Madison's Crustacean Records has been around for 15 years now, and it still has its finger on the pulse of punk rock.
Consider this chorus from Skullcrane, one of Crustacean's newest bands: "What are all those punk bands gonna sing about now that there's no Republicans in the White House?" Skullcrane's upcoming release, Columbia Heights Nights, suggests the answer to that question. The CD title commemorates the after-dark culture of the group's suburban Twin Cities hometown. Republicans might be out of power, but suburbia will forever endure as a favorite punk target.

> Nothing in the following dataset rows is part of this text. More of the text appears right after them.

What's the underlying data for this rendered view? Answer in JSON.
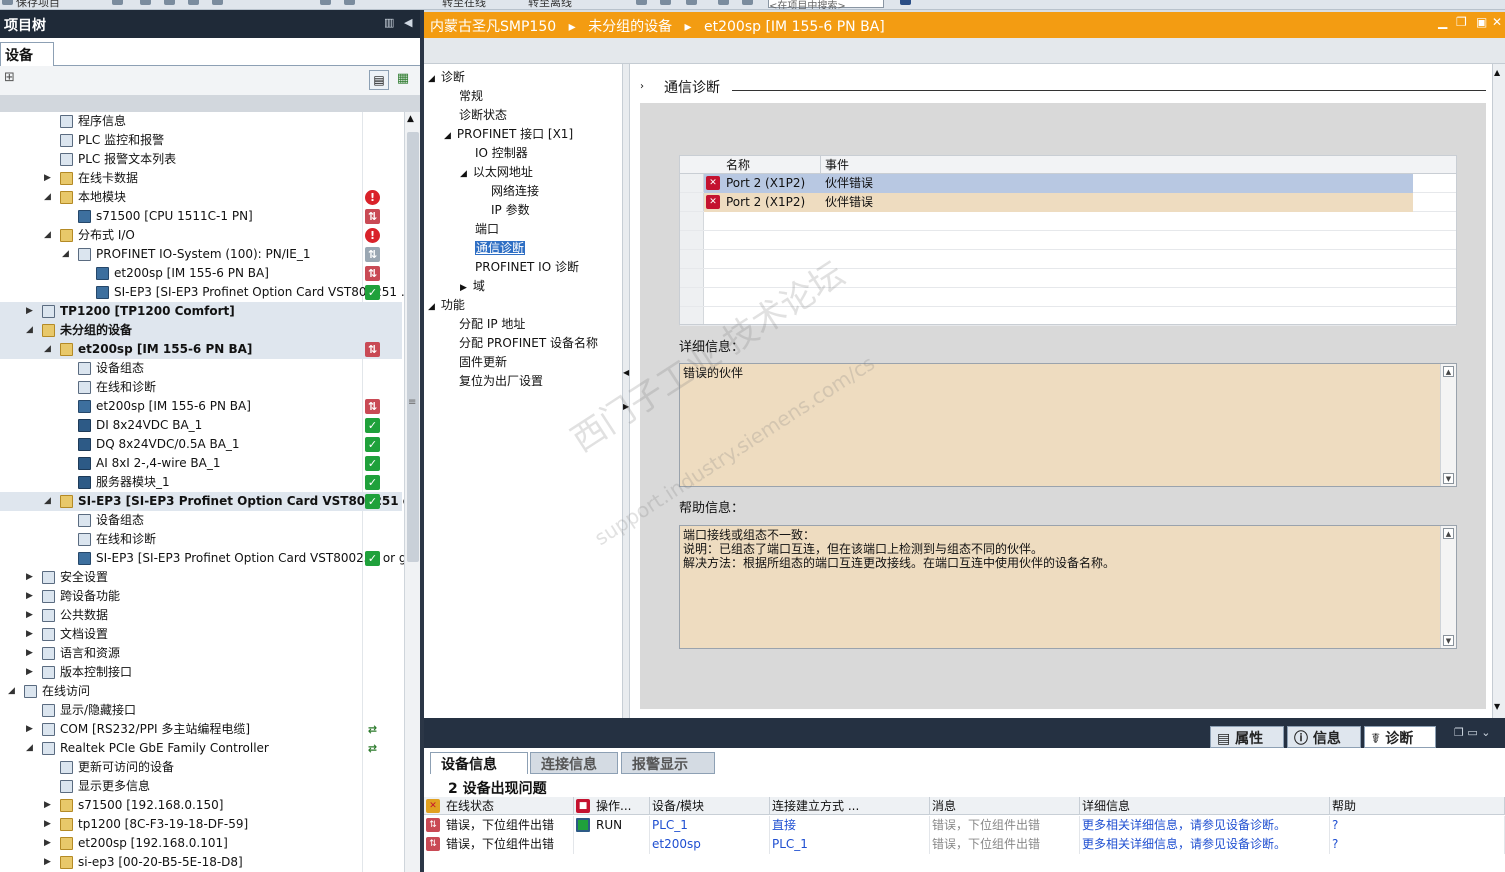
{
  "toolbar": {
    "save_label": "保存项目",
    "goto_online": "转至在线",
    "goto_offline": "转至离线",
    "search_placeholder": "<在项目中搜索>"
  },
  "left_panel": {
    "title": "项目树",
    "tab": "设备",
    "tree": [
      {
        "label": "程序信息",
        "indent": 2,
        "icon": "program-info-icon",
        "exp": "",
        "status": ""
      },
      {
        "label": "PLC 监控和报警",
        "indent": 2,
        "icon": "plc-monitor-icon",
        "exp": "",
        "status": ""
      },
      {
        "label": "PLC 报警文本列表",
        "indent": 2,
        "icon": "alarm-text-icon",
        "exp": "",
        "status": ""
      },
      {
        "label": "在线卡数据",
        "indent": 2,
        "icon": "folder-icon",
        "exp": "▶",
        "status": ""
      },
      {
        "label": "本地模块",
        "indent": 2,
        "icon": "folder-icon",
        "exp": "◢",
        "status": "err"
      },
      {
        "label": "s71500 [CPU 1511C-1 PN]",
        "indent": 3,
        "icon": "cpu-icon",
        "exp": "",
        "status": "dl"
      },
      {
        "label": "分布式 I/O",
        "indent": 2,
        "icon": "folder-icon",
        "exp": "◢",
        "status": "err"
      },
      {
        "label": "PROFINET IO-System (100): PN/IE_1",
        "indent": 3,
        "icon": "network-icon",
        "exp": "◢",
        "status": "gr"
      },
      {
        "label": "et200sp [IM 155-6 PN BA]",
        "indent": 4,
        "icon": "device-icon",
        "exp": "",
        "status": "dl"
      },
      {
        "label": "SI-EP3 [SI-EP3 Profinet Option Card VST800251 ...",
        "indent": 4,
        "icon": "device-icon",
        "exp": "",
        "status": "ok"
      },
      {
        "label": "TP1200 [TP1200 Comfort]",
        "indent": 1,
        "icon": "hmi-icon",
        "exp": "▶",
        "status": "",
        "bold": true
      },
      {
        "label": "未分组的设备",
        "indent": 1,
        "icon": "folder-icon",
        "exp": "◢",
        "status": "",
        "bold": true
      },
      {
        "label": "et200sp [IM 155-6 PN BA]",
        "indent": 2,
        "icon": "folder-icon",
        "exp": "◢",
        "status": "dl",
        "bold": true
      },
      {
        "label": "设备组态",
        "indent": 3,
        "icon": "device-config-icon",
        "exp": "",
        "status": ""
      },
      {
        "label": "在线和诊断",
        "indent": 3,
        "icon": "online-diag-icon",
        "exp": "",
        "status": ""
      },
      {
        "label": "et200sp [IM 155-6 PN BA]",
        "indent": 3,
        "icon": "device-icon",
        "exp": "",
        "status": "dl"
      },
      {
        "label": "DI 8x24VDC BA_1",
        "indent": 3,
        "icon": "module-icon",
        "exp": "",
        "status": "ok"
      },
      {
        "label": "DQ 8x24VDC/0.5A BA_1",
        "indent": 3,
        "icon": "module-icon",
        "exp": "",
        "status": "ok"
      },
      {
        "label": "AI 8xI 2-,4-wire BA_1",
        "indent": 3,
        "icon": "module-icon",
        "exp": "",
        "status": "ok"
      },
      {
        "label": "服务器模块_1",
        "indent": 3,
        "icon": "module-icon",
        "exp": "",
        "status": "ok"
      },
      {
        "label": "SI-EP3 [SI-EP3 Profinet Option Card VST800251 or ...",
        "indent": 2,
        "icon": "folder-icon",
        "exp": "◢",
        "status": "ok",
        "bold": true
      },
      {
        "label": "设备组态",
        "indent": 3,
        "icon": "device-config-icon",
        "exp": "",
        "status": ""
      },
      {
        "label": "在线和诊断",
        "indent": 3,
        "icon": "online-diag-icon",
        "exp": "",
        "status": ""
      },
      {
        "label": "SI-EP3 [SI-EP3 Profinet Option Card VST800251 or g...",
        "indent": 3,
        "icon": "device-icon",
        "exp": "",
        "status": "ok"
      },
      {
        "label": "安全设置",
        "indent": 1,
        "icon": "security-icon",
        "exp": "▶",
        "status": ""
      },
      {
        "label": "跨设备功能",
        "indent": 1,
        "icon": "cross-device-icon",
        "exp": "▶",
        "status": ""
      },
      {
        "label": "公共数据",
        "indent": 1,
        "icon": "common-data-icon",
        "exp": "▶",
        "status": ""
      },
      {
        "label": "文档设置",
        "indent": 1,
        "icon": "doc-settings-icon",
        "exp": "▶",
        "status": ""
      },
      {
        "label": "语言和资源",
        "indent": 1,
        "icon": "language-icon",
        "exp": "▶",
        "status": ""
      },
      {
        "label": "版本控制接口",
        "indent": 1,
        "icon": "version-control-icon",
        "exp": "▶",
        "status": ""
      },
      {
        "label": "在线访问",
        "indent": 0,
        "icon": "online-access-icon",
        "exp": "◢",
        "status": ""
      },
      {
        "label": "显示/隐藏接口",
        "indent": 1,
        "icon": "show-hide-icon",
        "exp": "",
        "status": ""
      },
      {
        "label": "COM [RS232/PPI 多主站编程电缆]",
        "indent": 1,
        "icon": "interface-icon",
        "exp": "▶",
        "status": "net"
      },
      {
        "label": "Realtek PCIe GbE Family Controller",
        "indent": 1,
        "icon": "interface-icon",
        "exp": "◢",
        "status": "net"
      },
      {
        "label": "更新可访问的设备",
        "indent": 2,
        "icon": "update-icon",
        "exp": "",
        "status": ""
      },
      {
        "label": "显示更多信息",
        "indent": 2,
        "icon": "info-icon",
        "exp": "",
        "status": ""
      },
      {
        "label": "s71500 [192.168.0.150]",
        "indent": 2,
        "icon": "folder-icon",
        "exp": "▶",
        "status": ""
      },
      {
        "label": "tp1200 [8C-F3-19-18-DF-59]",
        "indent": 2,
        "icon": "folder-icon",
        "exp": "▶",
        "status": ""
      },
      {
        "label": "et200sp [192.168.0.101]",
        "indent": 2,
        "icon": "folder-icon",
        "exp": "▶",
        "status": ""
      },
      {
        "label": "si-ep3 [00-20-B5-5E-18-D8]",
        "indent": 2,
        "icon": "folder-icon",
        "exp": "▶",
        "status": ""
      }
    ]
  },
  "editor": {
    "breadcrumb": [
      "内蒙古圣凡SMP150",
      "未分组的设备",
      "et200sp [IM 155-6 PN BA]"
    ],
    "nav": [
      {
        "label": "诊断",
        "indent": 0,
        "exp": "◢"
      },
      {
        "label": "常规",
        "indent": 1,
        "exp": ""
      },
      {
        "label": "诊断状态",
        "indent": 1,
        "exp": ""
      },
      {
        "label": "PROFINET 接口 [X1]",
        "indent": 1,
        "exp": "◢"
      },
      {
        "label": "IO 控制器",
        "indent": 2,
        "exp": ""
      },
      {
        "label": "以太网地址",
        "indent": 2,
        "exp": "◢"
      },
      {
        "label": "网络连接",
        "indent": 3,
        "exp": ""
      },
      {
        "label": "IP 参数",
        "indent": 3,
        "exp": ""
      },
      {
        "label": "端口",
        "indent": 2,
        "exp": ""
      },
      {
        "label": "通信诊断",
        "indent": 2,
        "exp": "",
        "active": true
      },
      {
        "label": "PROFINET IO 诊断",
        "indent": 2,
        "exp": ""
      },
      {
        "label": "域",
        "indent": 2,
        "exp": "▶"
      },
      {
        "label": "功能",
        "indent": 0,
        "exp": "◢"
      },
      {
        "label": "分配 IP 地址",
        "indent": 1,
        "exp": ""
      },
      {
        "label": "分配 PROFINET 设备名称",
        "indent": 1,
        "exp": ""
      },
      {
        "label": "固件更新",
        "indent": 1,
        "exp": ""
      },
      {
        "label": "复位为出厂设置",
        "indent": 1,
        "exp": ""
      }
    ],
    "section_title": "通信诊断",
    "table": {
      "headers": [
        "名称",
        "事件"
      ],
      "rows": [
        {
          "name": "Port 2 (X1P2)",
          "event": "伙伴错误",
          "bg": "#b8c8e2"
        },
        {
          "name": "Port 2 (X1P2)",
          "event": "伙伴错误",
          "bg": "#eedcc0"
        }
      ]
    },
    "detail_label": "详细信息：",
    "detail_text": "错误的伙伴",
    "help_label": "帮助信息：",
    "help_lines": [
      "端口接线或组态不一致：",
      "说明：已组态了端口互连，但在该端口上检测到与组态不同的伙伴。",
      "解决方法：根据所组态的端口互连更改接线。在端口互连中使用伙伴的设备名称。"
    ],
    "watermark": "西门子工业 技术论坛",
    "watermark_url": "support.industry.siemens.com/cs"
  },
  "inspector": {
    "tabs": [
      "属性",
      "信息",
      "诊断"
    ],
    "subtabs": [
      "设备信息",
      "连接信息",
      "报警显示"
    ],
    "issue_count": "2 设备出现问题",
    "columns": [
      "在线状态",
      "操作...",
      "设备/模块",
      "连接建立方式 ...",
      "消息",
      "详细信息",
      "帮助"
    ],
    "rows": [
      {
        "status": "错误，下位组件出错",
        "op": "RUN",
        "device": "PLC_1",
        "conn": "直接",
        "msg": "错误，下位组件出错",
        "detail": "更多相关详细信息，请参见设备诊断。",
        "help": "?"
      },
      {
        "status": "错误，下位组件出错",
        "op": "",
        "device": "et200sp",
        "conn": "PLC_1",
        "msg": "错误，下位组件出错",
        "detail": "更多相关详细信息，请参见设备诊断。",
        "help": "?"
      }
    ]
  }
}
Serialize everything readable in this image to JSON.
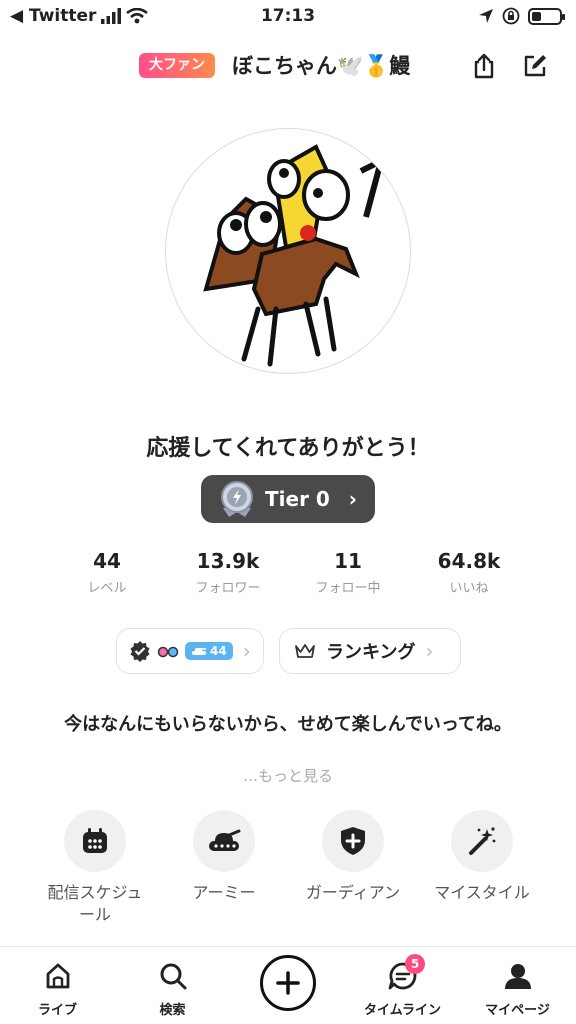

Last month, Crustacean added Skullcrane and three other regional punk/metal bands - Imperial Battlesnake, Bloodcow and 20 Dollar Love - to its growing roster of artists. Over the past three years, the label has extended its reach well beyond Wisconsin. The addition of bands from Omaha, Chicago and the Twin Cities continues that trend.
Crustacean's recent ambitions began in 2005 when WORT DJ Jake Shut started helping label founder Chris Langkamp operate the business. The new batch of bands comes to Crustacean from Round 13, a now-defunct Minneapolis indie label. Brad Van of Madison's Droids Attack was involved with Round 13 and helped bring the new bands to Crustacean.
"What happens with a lot of these co-op record labels is that they peter out pretty quick," says Shut. "But a lot of bands don't want to deal with distribution and marketing. They just want to focus on their music."
The label was formed in the 1990s by a group of small-town Wisconsinites bent on forging their own rock 'n' roll counterculture. The Crustacean team has long cultivated a restless punk-metal Midwest image, and the Round 13 bands are an easy fit.
20 Dollar Love pays homage to their hometown (Burnsville, a southern suburb of Minneapolis) as they hammer out bluesy '70s hard rock.
Imperial Battlesnake pitch themselves as metal militiamen rising out of the deep, black ocean to "blast corporate faux-metal into paste." The Chicago combo don't play sludgy down-tempo metal. Their sharp, high-energy riffs and thundering rhythms are made edgy by the full-throated screams of vocalist Chris Costanza.
By contrast, the metal of Omaha's Bloodcow sounds more polished and rooted in production. Songs like "Four Days of Fire" and "Last Penetration" begin quietly with single guitar notes before rising into full metal fury.
Shut says the Round 13 bands make Crustacean "about 10% more metal than we were before."
This weekend, Bloodcow, Imperial Battlesnake, 20 Dollar Love and Madison's Droids Attack will be representing Crustacean Records at Austin's South by Southwest music festival. "Droids Attack had been involved with Round 13 since that label got started," says Shut. "Crustacean doesn't keep our bands under contract, so Droids Attack was about two-thirds with us and one-third with Round 13."
2009 is the second consecutive year Crustacean will have a significant presence at South by Southwest. Last year, the label showcased Peelander-Z, the Birthday Suits, Screamin' Cyn-Cyn & the Pons, Ouija Radio and the Gusto.
This July, Crustacean will celebrate its 15th anniversary with the kind of band you might expect from a loud music record label. "715 will be reuniting, and we'll bring back bands like Uncle Eddie and Plastic," says Shut. The celebration is scheduled to last over three nights, including one night at the Frequency and two at the High Noon Saloon.